At my accepted membership, summer of 1981, into the Williamsburg Chapter Century XVII Colonial Dames there are now five more generations. I am proud to be able to prove the ancestral line for membership into this organization.
William, as he first appears in New England's history on the shores of Cape Cod, was an important personage. Family tradition asserts that he came from Wales. Milestones hidden in the dead past causes one to ponder over problems in the world's history in that era. To have intelligence and courage to grasp and speculate on one's future and his family. William began a new life.
Information relating to historical and genealogcal matters, Mr. William Twining, Sr (Esq.) was in Massachusetts 1600's. Yarmouth records set his daughter's marriage at 1641. He also had a son, William. It is believed that he (Sr) touched shore at Plymouth among others, who became dissatisfied with the location and sought new homes along the Cape Cod coast. That he was a man of more than ordinary character was shown by the title which prefices his name in the early records.
The "History of Massachusetts Bay" tells us that first settlers of these colonies were very careful that no title or appellations be given where not due! Not more than half a dozen of principal gentlemen of the Massachusetts Colony took title of Esquire; and in a list of one hundred freemen, not more than four or five were distinguished by a Mr., although they were generally men of substance. Goodman and goodwife were the more common appellation.
The church at Plymouth regretted their departure for they who went out from here were among the most respectable of all the inhabitants of Plymouth. In 1643 William Twining was included in a "list of them able to bear arms" at Yarmouth. The records at Yarmouth 1643 ranked him among the militia which consisted of fifty soldiers.

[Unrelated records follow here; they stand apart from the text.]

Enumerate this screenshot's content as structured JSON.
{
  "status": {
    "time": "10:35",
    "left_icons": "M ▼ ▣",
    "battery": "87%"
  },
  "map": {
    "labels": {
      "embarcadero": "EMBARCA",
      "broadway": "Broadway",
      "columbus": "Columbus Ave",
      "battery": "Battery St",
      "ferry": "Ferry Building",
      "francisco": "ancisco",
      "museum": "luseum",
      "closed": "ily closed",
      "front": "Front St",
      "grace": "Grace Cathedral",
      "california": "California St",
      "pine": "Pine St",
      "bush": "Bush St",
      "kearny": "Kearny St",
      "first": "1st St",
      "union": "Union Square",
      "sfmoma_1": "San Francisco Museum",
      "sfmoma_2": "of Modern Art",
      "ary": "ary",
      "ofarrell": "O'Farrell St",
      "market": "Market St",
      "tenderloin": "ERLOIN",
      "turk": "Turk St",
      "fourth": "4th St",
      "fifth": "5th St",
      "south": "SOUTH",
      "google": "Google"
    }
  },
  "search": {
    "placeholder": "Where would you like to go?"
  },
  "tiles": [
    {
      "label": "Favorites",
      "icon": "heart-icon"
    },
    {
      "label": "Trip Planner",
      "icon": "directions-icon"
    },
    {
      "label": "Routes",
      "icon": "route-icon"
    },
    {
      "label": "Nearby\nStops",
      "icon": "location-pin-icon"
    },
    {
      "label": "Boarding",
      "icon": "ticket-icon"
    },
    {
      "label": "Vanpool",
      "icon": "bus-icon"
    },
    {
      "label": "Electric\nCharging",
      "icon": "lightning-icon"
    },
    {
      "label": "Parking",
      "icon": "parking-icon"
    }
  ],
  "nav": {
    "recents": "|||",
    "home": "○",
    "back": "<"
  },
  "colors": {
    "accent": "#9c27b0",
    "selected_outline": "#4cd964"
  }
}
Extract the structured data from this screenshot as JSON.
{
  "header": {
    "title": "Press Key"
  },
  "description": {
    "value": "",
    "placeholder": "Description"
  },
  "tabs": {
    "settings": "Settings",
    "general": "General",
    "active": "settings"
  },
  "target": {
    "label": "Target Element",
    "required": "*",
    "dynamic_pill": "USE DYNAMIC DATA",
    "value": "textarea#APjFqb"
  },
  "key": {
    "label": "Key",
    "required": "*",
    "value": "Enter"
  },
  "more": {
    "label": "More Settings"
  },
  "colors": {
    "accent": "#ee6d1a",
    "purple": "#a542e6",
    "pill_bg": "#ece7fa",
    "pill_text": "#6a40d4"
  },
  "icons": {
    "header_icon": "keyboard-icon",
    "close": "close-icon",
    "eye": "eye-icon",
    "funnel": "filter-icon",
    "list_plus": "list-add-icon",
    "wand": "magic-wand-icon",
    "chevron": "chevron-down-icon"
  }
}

In 1645 he was one of five soldiers sent out against the Narragansett. In 1645 he likely followed Governor Thomas Prence to Eastham and he was elected constable.
The Orleans, a portion of the oldest of 'Old Eastham', records had Annie Doane's marriage as 1652 to William Twining; records as death February 27, 1680. William's death occurred at Eastham April 15, 1659. He was probably more than sixty-five years old. William was a member of the Congregational Church.
Elizabeth P Thomas
#69 Driftwood Pl
16321 Pacific Coast Hwy
Pacific Palisades, CA 96272
.................to be continued....................
©2017 Anne Faulkner - AncestorArchaeology.net, All Rights Reserved
©1981 Elizabeth Twining Potwin Thomas - private collection